Finally, the lost goat at Qumran recalls a much older story found in Midrash Rabbah, a collection of ancient rabbinic legends. This is the story of Moses, who was also working as a shepherd when God noticed his extraordinary capacity for compassion and thus chose him to lead the children of Israel out of Egypt.  In this translation by Danny Siegel, the young goat is identified as a sheep, but the connection to our first two stories remains palpable.

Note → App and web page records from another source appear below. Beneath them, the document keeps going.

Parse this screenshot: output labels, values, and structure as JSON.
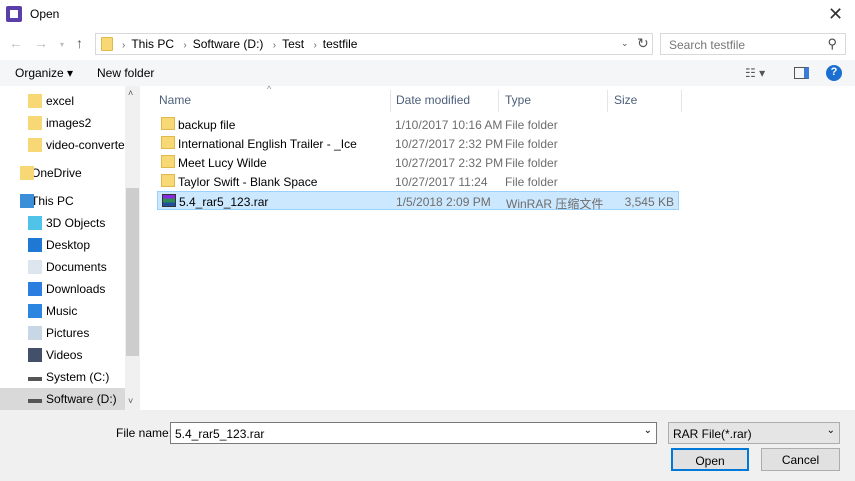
{
  "window": {
    "title": "Open"
  },
  "address": {
    "crumbs": [
      "This PC",
      "Software (D:)",
      "Test",
      "testfile"
    ],
    "search_placeholder": "Search testfile"
  },
  "toolbar": {
    "organize": "Organize ▾",
    "new_folder": "New folder"
  },
  "sidebar": {
    "items": [
      {
        "label": "excel",
        "icon": "folder-icon"
      },
      {
        "label": "images2",
        "icon": "folder-icon"
      },
      {
        "label": "video-converter",
        "icon": "folder-icon"
      },
      {
        "label": "OneDrive",
        "icon": "folder-icon"
      },
      {
        "label": "This PC",
        "icon": "computer-icon"
      },
      {
        "label": "3D Objects",
        "icon": "cube-icon"
      },
      {
        "label": "Desktop",
        "icon": "desktop-icon"
      },
      {
        "label": "Documents",
        "icon": "documents-icon"
      },
      {
        "label": "Downloads",
        "icon": "download-icon"
      },
      {
        "label": "Music",
        "icon": "music-icon"
      },
      {
        "label": "Pictures",
        "icon": "pictures-icon"
      },
      {
        "label": "Videos",
        "icon": "videos-icon"
      },
      {
        "label": "System (C:)",
        "icon": "drive-icon"
      },
      {
        "label": "Software (D:)",
        "icon": "drive-icon"
      }
    ]
  },
  "columns": [
    "Name",
    "Date modified",
    "Type",
    "Size"
  ],
  "files": [
    {
      "name": "backup file",
      "date": "1/10/2017 10:16 AM",
      "type": "File folder",
      "size": ""
    },
    {
      "name": "International English Trailer - _Ice",
      "date": "10/27/2017 2:32 PM",
      "type": "File folder",
      "size": ""
    },
    {
      "name": "Meet Lucy Wilde",
      "date": "10/27/2017 2:32 PM",
      "type": "File folder",
      "size": ""
    },
    {
      "name": "Taylor Swift - Blank Space",
      "date": "10/27/2017 11:24",
      "type": "File folder",
      "size": ""
    },
    {
      "name": "5.4_rar5_123.rar",
      "date": "1/5/2018 2:09 PM",
      "type": "WinRAR 压缩文件",
      "size": "3,545 KB"
    }
  ],
  "footer": {
    "file_name_label": "File name:",
    "file_name": "5.4_rar5_123.rar",
    "filter": "RAR File(*.rar)",
    "open": "Open",
    "cancel": "Cancel"
  }
}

Our teachers have said: Once, while Moses our Teacher was tending [his father-in-law] Yitro’s sheep, one of the sheep ran away. Moses ran after it until it reached a small, shaded place. There, the lamb came across a pool and began to drink. As Moses approached the lamb, he said, “I did not know you ran away because you were thirsty. You are so exhausted!” He then put the lamb on his shoulders and carried him back. The Holy One said, “Since you tend the sheep of human beings with such overwhelming love – by your life, I swear you shall be the shepherd of My sheep, Israel.”

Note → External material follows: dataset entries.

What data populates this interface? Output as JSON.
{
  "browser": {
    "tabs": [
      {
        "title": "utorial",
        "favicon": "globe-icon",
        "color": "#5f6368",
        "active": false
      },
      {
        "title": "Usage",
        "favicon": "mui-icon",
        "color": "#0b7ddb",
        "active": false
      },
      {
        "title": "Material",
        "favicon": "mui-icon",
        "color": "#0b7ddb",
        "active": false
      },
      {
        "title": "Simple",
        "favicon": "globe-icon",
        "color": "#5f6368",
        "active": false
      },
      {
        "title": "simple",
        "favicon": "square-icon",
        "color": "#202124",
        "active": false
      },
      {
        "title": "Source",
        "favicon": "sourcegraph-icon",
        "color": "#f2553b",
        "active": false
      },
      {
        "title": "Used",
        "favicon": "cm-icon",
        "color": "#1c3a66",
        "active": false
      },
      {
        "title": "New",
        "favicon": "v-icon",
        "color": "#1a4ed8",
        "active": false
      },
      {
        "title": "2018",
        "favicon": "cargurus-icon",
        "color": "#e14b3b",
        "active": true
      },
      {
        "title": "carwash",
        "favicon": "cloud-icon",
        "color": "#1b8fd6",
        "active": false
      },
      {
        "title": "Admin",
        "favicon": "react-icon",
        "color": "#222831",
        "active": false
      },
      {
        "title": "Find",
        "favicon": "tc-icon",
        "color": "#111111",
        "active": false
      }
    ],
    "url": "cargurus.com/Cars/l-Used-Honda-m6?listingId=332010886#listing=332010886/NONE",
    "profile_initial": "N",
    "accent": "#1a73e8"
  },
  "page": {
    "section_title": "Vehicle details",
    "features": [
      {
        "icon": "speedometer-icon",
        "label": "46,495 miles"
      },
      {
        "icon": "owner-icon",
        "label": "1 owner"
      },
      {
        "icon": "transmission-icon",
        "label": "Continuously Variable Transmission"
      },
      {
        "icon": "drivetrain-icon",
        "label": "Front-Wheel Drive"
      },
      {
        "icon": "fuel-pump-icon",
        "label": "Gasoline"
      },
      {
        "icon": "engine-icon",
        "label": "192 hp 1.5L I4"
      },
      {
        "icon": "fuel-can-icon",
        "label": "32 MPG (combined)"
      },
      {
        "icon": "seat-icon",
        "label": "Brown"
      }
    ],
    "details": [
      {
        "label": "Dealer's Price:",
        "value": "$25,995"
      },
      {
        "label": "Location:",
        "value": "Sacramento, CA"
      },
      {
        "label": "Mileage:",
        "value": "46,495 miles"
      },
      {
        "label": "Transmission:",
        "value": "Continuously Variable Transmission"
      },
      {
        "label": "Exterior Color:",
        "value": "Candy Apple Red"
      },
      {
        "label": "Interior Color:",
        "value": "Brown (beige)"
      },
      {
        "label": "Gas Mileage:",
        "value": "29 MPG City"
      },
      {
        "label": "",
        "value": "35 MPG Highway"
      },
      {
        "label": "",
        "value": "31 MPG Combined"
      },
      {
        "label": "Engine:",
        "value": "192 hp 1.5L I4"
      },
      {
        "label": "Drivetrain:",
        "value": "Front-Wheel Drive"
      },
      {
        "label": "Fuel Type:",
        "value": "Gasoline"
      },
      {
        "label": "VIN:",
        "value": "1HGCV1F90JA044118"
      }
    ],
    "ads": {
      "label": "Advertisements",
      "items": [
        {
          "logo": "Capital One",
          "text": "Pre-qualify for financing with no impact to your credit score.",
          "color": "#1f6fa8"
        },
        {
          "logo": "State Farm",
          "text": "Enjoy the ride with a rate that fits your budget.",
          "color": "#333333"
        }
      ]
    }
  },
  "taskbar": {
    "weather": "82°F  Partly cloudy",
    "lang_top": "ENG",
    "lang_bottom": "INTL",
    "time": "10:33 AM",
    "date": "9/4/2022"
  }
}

In a similar story, Moses chases a goat up the side of a mountain, where he discovers a bush that is burning but not consumed.

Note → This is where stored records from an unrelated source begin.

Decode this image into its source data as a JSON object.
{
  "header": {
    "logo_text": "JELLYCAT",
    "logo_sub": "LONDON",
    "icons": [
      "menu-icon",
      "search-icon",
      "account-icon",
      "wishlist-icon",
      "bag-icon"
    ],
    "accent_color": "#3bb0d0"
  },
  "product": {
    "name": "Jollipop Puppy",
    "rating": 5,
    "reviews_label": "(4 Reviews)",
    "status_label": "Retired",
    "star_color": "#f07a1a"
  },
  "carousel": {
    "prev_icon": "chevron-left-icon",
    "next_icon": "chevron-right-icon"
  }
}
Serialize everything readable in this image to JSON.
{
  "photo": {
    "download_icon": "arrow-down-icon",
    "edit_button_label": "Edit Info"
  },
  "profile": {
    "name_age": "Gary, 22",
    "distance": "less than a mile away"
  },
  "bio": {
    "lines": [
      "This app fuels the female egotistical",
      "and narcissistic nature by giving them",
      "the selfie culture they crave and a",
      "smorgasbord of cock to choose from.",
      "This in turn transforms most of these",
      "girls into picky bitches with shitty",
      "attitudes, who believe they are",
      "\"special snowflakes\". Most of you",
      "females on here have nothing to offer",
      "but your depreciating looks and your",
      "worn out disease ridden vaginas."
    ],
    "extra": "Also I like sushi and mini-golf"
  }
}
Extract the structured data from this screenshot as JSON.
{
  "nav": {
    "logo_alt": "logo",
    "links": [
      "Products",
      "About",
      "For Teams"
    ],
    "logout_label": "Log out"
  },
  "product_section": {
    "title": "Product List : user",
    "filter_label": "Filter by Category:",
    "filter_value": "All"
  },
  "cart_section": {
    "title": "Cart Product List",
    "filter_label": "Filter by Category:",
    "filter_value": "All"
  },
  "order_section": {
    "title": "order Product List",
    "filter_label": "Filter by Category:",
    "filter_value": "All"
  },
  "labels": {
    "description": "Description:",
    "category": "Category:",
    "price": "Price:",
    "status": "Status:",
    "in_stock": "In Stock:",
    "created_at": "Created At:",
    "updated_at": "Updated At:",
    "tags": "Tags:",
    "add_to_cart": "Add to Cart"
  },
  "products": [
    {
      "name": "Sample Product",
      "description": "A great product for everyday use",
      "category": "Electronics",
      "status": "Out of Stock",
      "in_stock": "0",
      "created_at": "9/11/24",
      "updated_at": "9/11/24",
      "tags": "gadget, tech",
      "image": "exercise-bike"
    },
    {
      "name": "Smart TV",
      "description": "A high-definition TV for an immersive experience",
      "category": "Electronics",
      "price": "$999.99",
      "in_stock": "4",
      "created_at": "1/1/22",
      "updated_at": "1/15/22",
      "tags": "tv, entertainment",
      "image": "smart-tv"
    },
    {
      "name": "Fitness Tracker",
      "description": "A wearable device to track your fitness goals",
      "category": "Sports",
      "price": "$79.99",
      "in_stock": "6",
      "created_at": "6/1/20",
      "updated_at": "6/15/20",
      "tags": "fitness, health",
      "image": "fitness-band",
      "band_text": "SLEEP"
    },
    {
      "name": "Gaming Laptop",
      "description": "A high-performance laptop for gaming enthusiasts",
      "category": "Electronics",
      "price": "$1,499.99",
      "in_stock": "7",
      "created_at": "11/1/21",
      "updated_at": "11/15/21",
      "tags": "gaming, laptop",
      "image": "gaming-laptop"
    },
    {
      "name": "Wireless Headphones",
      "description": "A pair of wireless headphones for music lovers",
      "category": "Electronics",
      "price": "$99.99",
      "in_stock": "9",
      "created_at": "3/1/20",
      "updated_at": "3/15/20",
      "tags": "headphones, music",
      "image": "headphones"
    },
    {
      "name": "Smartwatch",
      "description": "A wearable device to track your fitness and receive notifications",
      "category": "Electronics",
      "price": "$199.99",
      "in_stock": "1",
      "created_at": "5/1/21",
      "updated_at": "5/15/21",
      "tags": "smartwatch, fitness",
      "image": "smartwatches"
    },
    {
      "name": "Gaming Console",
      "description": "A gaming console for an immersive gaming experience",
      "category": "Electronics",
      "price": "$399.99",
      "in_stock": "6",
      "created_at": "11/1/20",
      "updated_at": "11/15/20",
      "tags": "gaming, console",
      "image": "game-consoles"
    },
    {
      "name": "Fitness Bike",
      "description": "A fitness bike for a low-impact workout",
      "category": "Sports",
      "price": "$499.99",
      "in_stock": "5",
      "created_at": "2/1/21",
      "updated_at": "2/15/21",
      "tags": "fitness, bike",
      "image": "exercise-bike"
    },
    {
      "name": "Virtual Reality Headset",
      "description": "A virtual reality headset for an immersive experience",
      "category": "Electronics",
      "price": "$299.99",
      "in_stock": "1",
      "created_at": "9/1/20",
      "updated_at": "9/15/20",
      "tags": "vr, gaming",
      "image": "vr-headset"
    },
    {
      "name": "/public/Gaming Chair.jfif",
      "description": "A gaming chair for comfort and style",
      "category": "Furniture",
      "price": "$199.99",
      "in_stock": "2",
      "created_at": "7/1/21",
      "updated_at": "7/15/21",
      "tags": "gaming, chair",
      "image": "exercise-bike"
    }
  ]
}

There are those who recognize the uncanny ability of our four-legged companions to guide us beyond the boundaries that constrain us.  These stories remind me that walking upright is a remarkable achievement, but perhaps not as important as bending low to follow God’s “lesser creatures” to glorious heights.



Living in the New Normal Age


“Wow! It’s even on the first page of the Styles section.”

My teenage daughter and I had been discussing the issue of 9/11 commemoration fatigue.  I had just mentioned, between swallows of cereal, that I recognized the importance of remembrance—she and I had decided to attend a local memorial service on Sunday—but I worried that people who had spent several weeks saturated with 9/11 anniversary news were likely to return to their normal lives on September 12th without another thought to the first responders who are dying of cancer, among others who have had to adjust to a “new normal.” And there it was, an article about 9/11 in the Styles section of The New York Times.

My new normal has been much like yours: taking off my shoes and waiting in long lines at airports, and worrying about suspicious packages left unattended.  But I have also made a conscious effort to change the arc of my professional career since 9/11/01.  Then I was working as a teacher in an elementary school, quite pregnant with my third child and contemplating my maternity leave.  Now I teach World Religions classes to adults and spend much of my rabbinate in conversations with people of other faiths.

I follow interfaith organizations on Twitter; I stalk Parabola magazine on Facebook; I attend as many lectures and events in town as my busy schedule will allow; and I work to establish deep connections and true friendships with “the other.”  If alienation and hatred could lead to the 9/11 attacks then perhaps relationships and education can be the inoculation against a reprise.

A sense of normalcy has emerged in the post 9/11 age for me: I have focused my attention on learning about the experiences and beliefs of other people.  Just this week I started following a new blog about biblical texts that is written by three women—a Jew, a Christian and a Muslim—who are striving to achieve similar normalcy. If you are seeking knowledge of the Hebrew and Christian Bibles and the Quran, I highly recommend reading and responding to their posts.

Maybe someday we will read about them on the first page of The New York Times.